Odin’s palace was as high as the sky and roofed with pure silver. In it was a throne of gold. When Odin sat upon the throne he could see all over the world.
Each day he sat upon the throne to see if everything was as it should be on the earth. He loved the people and the animals, and all the beautiful things of earth because they were the work of his hands.
Odin had two ravens which were as swift as thought. Every day he sent the ravens to fly over the oceans and over the land to see if any harm was being done. When they came back they perched upon his shoulders and whispered in his ear all that they had seen.
Besides this there was a watchman who never slept. He was called Heimdal, the white god. He stayed always at the foot of the rainbow, which was the bridge of the gods, to see that the frost giants did not come into Asgard, and to listen to the sounds of earth. So sharp were his ears that he could hear the grass and the wool on the sheep’s backs growing.
One day when Odin mounted his throne he saw that the earth was no longer green and beautiful. The air was full of snowflakes and the ground was as hard, as iron. All was dark and cold.
The ravens, which had been sent out to see if all was well, came hurrying back to tell Odin that Hoder, the blind old god of darkness, had taken possession of the earth.
Heimdal, the watchman, called that he could, no longer hear the music of the waterfalls and birds, and all the pleasant sounds of earth. Everything was mute with fear of the terrible god of darkness.
Odin called the gods together, and they looked with pity on the great earth, which had been so pleasant a place.
Thor, the strong god, offered to go with his hammer and fight with the god of darkness, but Odin knew that Hoder could hide himself away from Thor.
Then Balder, the Beautiful, the god of light, whom all the gods loved, offered to go. So Odin gave him his winged horse, Sleipner, and he rode away across the rainbow bridge.
As soon as the light of Balder’s shining eyes fell upon the poor, cold earth, it brightened and stirred. But the old, blind god Hoder brought all his forces of darkness to resist the god of light, and the earth lay as if dead.
Balder struck no blows as Thor, the strong god, wished to do. He did not even try to resist the god of darkness. He only smiled upon the earth and called to it to awake.
At last the blind god turned and fled before the light of Balder’s face. Then the streams leaped up and sang, and the birds came back and the flowers bloomed.
Everywhere the grass and the waving grain sprang up beneath Balder’s footsteps, and the trees put out their gayest blossoms to greet him.
The squirrels and rabbits came out of the places where they had hidden themselves and danced and frisked with joy. Never had the earth been so beautiful.
But Hoder, the blind god, in his realm of darkness, was only waiting for an opportunity to take possession of the earth again. So Odin permitted Balder’s mother to cross the rainbow bridge to help her son.

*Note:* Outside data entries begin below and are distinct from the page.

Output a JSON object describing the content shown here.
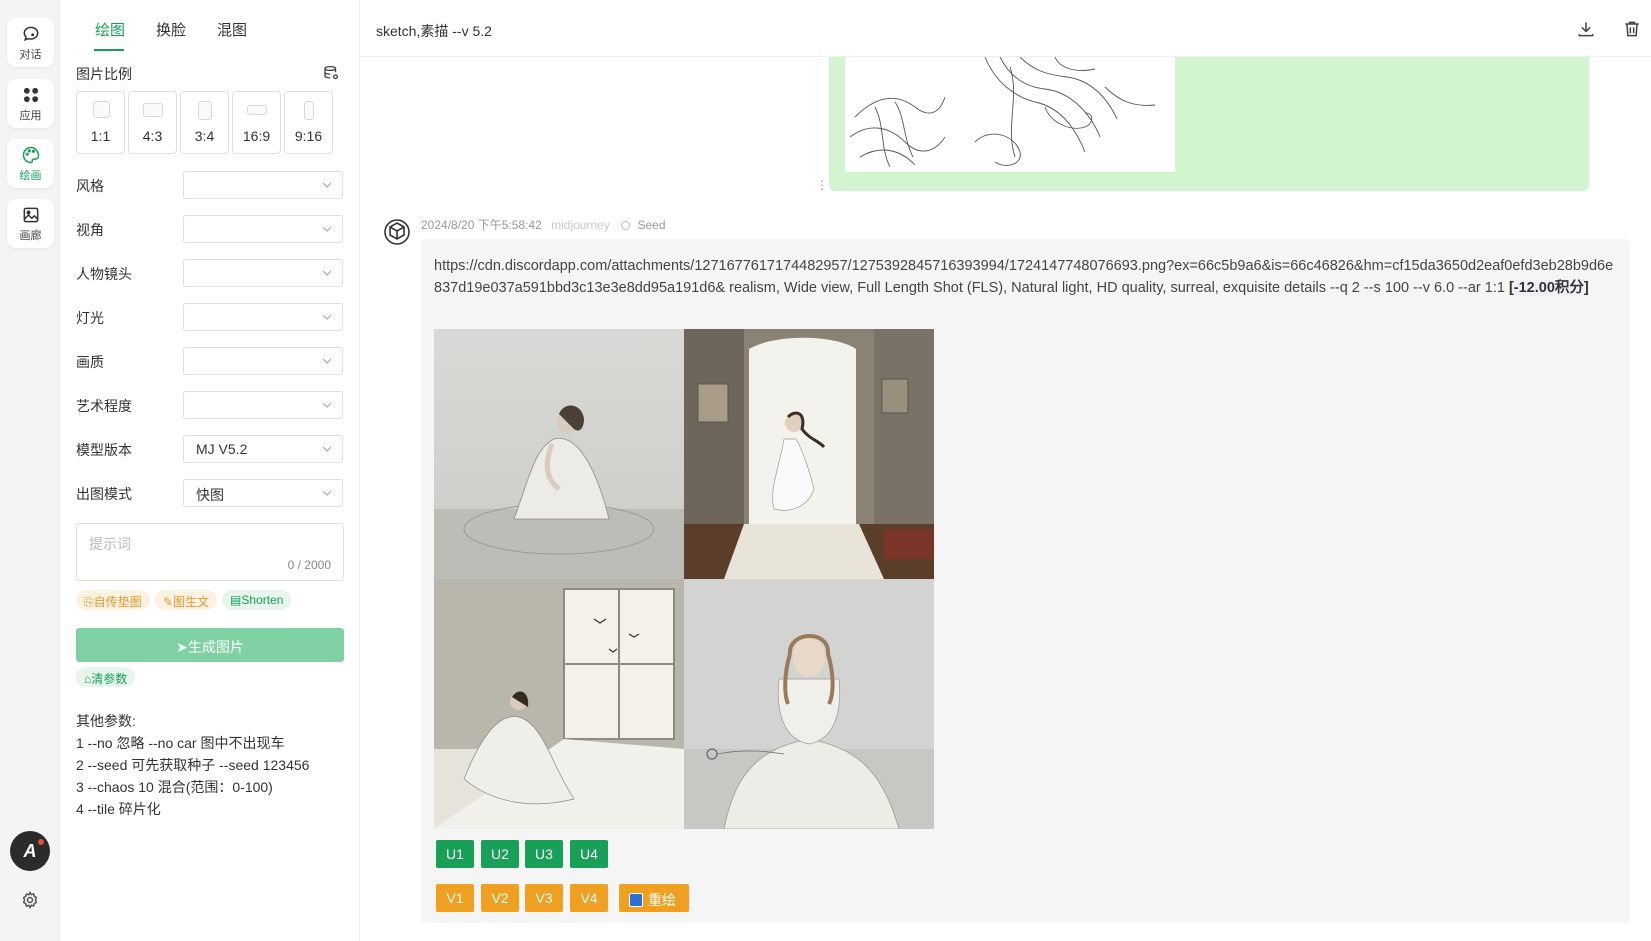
{
  "nav": {
    "items": [
      {
        "label": "对话",
        "icon": "chat-icon"
      },
      {
        "label": "应用",
        "icon": "apps-grid-icon"
      },
      {
        "label": "绘画",
        "icon": "palette-icon"
      },
      {
        "label": "画廊",
        "icon": "image-icon"
      }
    ],
    "active": "绘画",
    "logo_text": "A"
  },
  "panel": {
    "tabs": [
      "绘图",
      "换脸",
      "混图"
    ],
    "active_tab": "绘图",
    "ratio_label": "图片比例",
    "ratios": [
      "1:1",
      "4:3",
      "3:4",
      "16:9",
      "9:16"
    ],
    "fields": [
      {
        "label": "风格",
        "value": ""
      },
      {
        "label": "视角",
        "value": ""
      },
      {
        "label": "人物镜头",
        "value": ""
      },
      {
        "label": "灯光",
        "value": ""
      },
      {
        "label": "画质",
        "value": ""
      },
      {
        "label": "艺术程度",
        "value": ""
      },
      {
        "label": "模型版本",
        "value": "MJ V5.2"
      },
      {
        "label": "出图模式",
        "value": "快图"
      }
    ],
    "prompt_placeholder": "提示词",
    "prompt_counter": "0 / 2000",
    "pills": [
      "自传垫图",
      "图生文",
      "Shorten"
    ],
    "generate_label": "生成图片",
    "clear_label": "清参数",
    "other_title": "其他参数:",
    "other_lines": [
      "1 --no 忽略 --no car 图中不出现车",
      "2 --seed 可先获取种子 --seed 123456",
      "3 --chaos 10 混合(范围：0-100)",
      "4 --tile 碎片化"
    ]
  },
  "main": {
    "title": "sketch,素描 --v 5.2",
    "message": {
      "timestamp": "2024/8/20 下午5:58:42",
      "source": "midjourney",
      "seed_label": "Seed",
      "text": "https://cdn.discordapp.com/attachments/1271677617174482957/1275392845716393994/1724147748076693.png?ex=66c5b9a6&is=66c46826&hm=cf15da3650d2eaf0efd3eb28b9d6e837d19e037a591bbd3c13e3e8dd95a191d6& realism, Wide view, Full Length Shot (FLS), Natural light, HD quality, surreal, exquisite details  --q 2 --s 100  --v 6.0 --ar 1:1 ",
      "cost": "[-12.00积分]",
      "upscale_buttons": [
        "U1",
        "U2",
        "U3",
        "U4"
      ],
      "variation_buttons": [
        "V1",
        "V2",
        "V3",
        "V4"
      ],
      "redraw_label": "重绘"
    }
  }
}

The goddess went through all the earth, begging each plant and stone and tree not to harm her son, who had brought them nothing but blessings. And every tree and shrub and tiny plant, and every rock and pebble, and every stream and little brook promised gladly. Only the mistletoe, which grows high up in the oak-tree and not upon the ground as other plants do, was forgotten.
Loke, who was a meddlesome god, always doing something wrong, found out that the mistletoe had not given the promise, and told Hoder.
Hoder thought that because it was so little and weak it could not really kill the god. So he shot an arrow tipped with a tiny twig of mistletoe at Balder.
The arrow pierced through and through the beautiful god, and he fell dead. Then the earth put off her green robe and grew silent and dark for a time.
But because Balder, the Beautiful, had once lived on earth, Hoder could only make it cold half the year and dark half the day.
And even now, if you listen, in the winter you can hear the wind moan through the trees which fling their great arms in grief. And on summer mornings very early, you will find the stones and the grass wet with weeping in the darkness.
But when the sun shines the tears are turned to diamonds and the earth is glad, remembering Balder the Good.
I heard a voice, that cried,
“Balder the Beautiful
Is dead, is dead!”
And through the misty air
Passed like the mournful cry
Of sunward-sailing cranes.
Balder the Beautiful,
God of the summer sun,
Fairest of all the Gods!
Light from his forehead beamed,
Eunes were upon his tongue,
As on the warrior’s sword.
All things in earth and air
Bound were by magic spell
Never to do him harm;
Even the plants and stones,
All save the mistletoe,
The sacred mistletoe!
Hoder, the blind old God,
Whose feet are shod with silence,
Pierced through that gentle breast
With his sharp spear by fraud
Made of the mistletoe,
The accursed mistletoe!”